▶ SUPPLIED INFORMATION:
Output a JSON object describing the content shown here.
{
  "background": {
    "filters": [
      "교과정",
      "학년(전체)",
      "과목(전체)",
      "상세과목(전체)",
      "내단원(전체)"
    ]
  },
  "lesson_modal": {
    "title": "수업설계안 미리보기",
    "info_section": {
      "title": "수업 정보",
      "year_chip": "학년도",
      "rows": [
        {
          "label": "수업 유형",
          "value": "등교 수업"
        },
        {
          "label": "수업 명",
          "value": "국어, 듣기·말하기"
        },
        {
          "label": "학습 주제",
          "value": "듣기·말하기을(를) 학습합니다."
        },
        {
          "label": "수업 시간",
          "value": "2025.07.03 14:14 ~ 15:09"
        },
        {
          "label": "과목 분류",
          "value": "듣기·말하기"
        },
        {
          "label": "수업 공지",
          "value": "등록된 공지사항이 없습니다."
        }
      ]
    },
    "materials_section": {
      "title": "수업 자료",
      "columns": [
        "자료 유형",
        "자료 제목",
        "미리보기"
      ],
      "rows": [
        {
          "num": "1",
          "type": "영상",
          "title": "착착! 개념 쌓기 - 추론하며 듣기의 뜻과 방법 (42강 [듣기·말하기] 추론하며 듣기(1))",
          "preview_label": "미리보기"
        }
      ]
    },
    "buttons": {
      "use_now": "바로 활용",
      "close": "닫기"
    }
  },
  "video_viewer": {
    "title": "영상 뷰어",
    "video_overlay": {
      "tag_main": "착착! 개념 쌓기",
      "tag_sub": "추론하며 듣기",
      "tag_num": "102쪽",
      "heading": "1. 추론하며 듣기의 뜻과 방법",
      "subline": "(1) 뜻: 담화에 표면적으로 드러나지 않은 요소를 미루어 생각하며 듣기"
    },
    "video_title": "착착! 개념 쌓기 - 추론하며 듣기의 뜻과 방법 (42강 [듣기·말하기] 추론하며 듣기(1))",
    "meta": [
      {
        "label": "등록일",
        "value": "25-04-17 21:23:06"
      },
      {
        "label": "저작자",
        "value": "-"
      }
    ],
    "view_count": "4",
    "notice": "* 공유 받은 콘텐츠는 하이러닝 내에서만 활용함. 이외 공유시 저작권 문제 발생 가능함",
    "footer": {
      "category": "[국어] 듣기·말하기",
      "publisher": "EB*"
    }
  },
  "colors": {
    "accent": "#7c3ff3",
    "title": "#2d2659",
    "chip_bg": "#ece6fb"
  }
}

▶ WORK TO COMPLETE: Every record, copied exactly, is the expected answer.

▶ ANSWER SPACE:
Output a JSON object describing the content shown here.
{
  "background": {
    "filters": [
      "교과정",
      "학년(전체)",
      "과목(전체)",
      "상세과목(전체)",
      "내단원(전체)"
    ]
  },
  "lesson_modal": {
    "title": "수업설계안 미리보기",
    "info_section": {
      "title": "수업 정보",
      "year_chip": "학년도",
      "rows": [
        {
          "label": "수업 유형",
          "value": "등교 수업"
        },
        {
          "label": "수업 명",
          "value": "국어, 듣기·말하기"
        },
        {
          "label": "학습 주제",
          "value": "듣기·말하기을(를) 학습합니다."
        },
        {
          "label": "수업 시간",
          "value": "2025.07.03 14:14 ~ 15:09"
        },
        {
          "label": "과목 분류",
          "value": "듣기·말하기"
        },
        {
          "label": "수업 공지",
          "value": "등록된 공지사항이 없습니다."
        }
      ]
    },
    "materials_section": {
      "title": "수업 자료",
      "columns": [
        "자료 유형",
        "자료 제목",
        "미리보기"
      ],
      "rows": [
        {
          "num": "1",
          "type": "영상",
          "title": "착착! 개념 쌓기 - 추론하며 듣기의 뜻과 방법 (42강 [듣기·말하기] 추론하며 듣기(1))",
          "preview_label": "미리보기"
        }
      ]
    },
    "buttons": {
      "use_now": "바로 활용",
      "close": "닫기"
    }
  },
  "video_viewer": {
    "title": "영상 뷰어",
    "video_overlay": {
      "tag_main": "착착! 개념 쌓기",
      "tag_sub": "추론하며 듣기",
      "tag_num": "102쪽",
      "heading": "1. 추론하며 듣기의 뜻과 방법",
      "subline": "(1) 뜻: 담화에 표면적으로 드러나지 않은 요소를 미루어 생각하며 듣기"
    },
    "video_title": "착착! 개념 쌓기 - 추론하며 듣기의 뜻과 방법 (42강 [듣기·말하기] 추론하며 듣기(1))",
    "meta": [
      {
        "label": "등록일",
        "value": "25-04-17 21:23:06"
      },
      {
        "label": "저작자",
        "value": "-"
      }
    ],
    "view_count": "4",
    "notice": "* 공유 받은 콘텐츠는 하이러닝 내에서만 활용함. 이외 공유시 저작권 문제 발생 가능함",
    "footer": {
      "category": "[국어] 듣기·말하기",
      "publisher": "EB*"
    }
  },
  "colors": {
    "accent": "#7c3ff3",
    "title": "#2d2659",
    "chip_bg": "#ece6fb"
  }
}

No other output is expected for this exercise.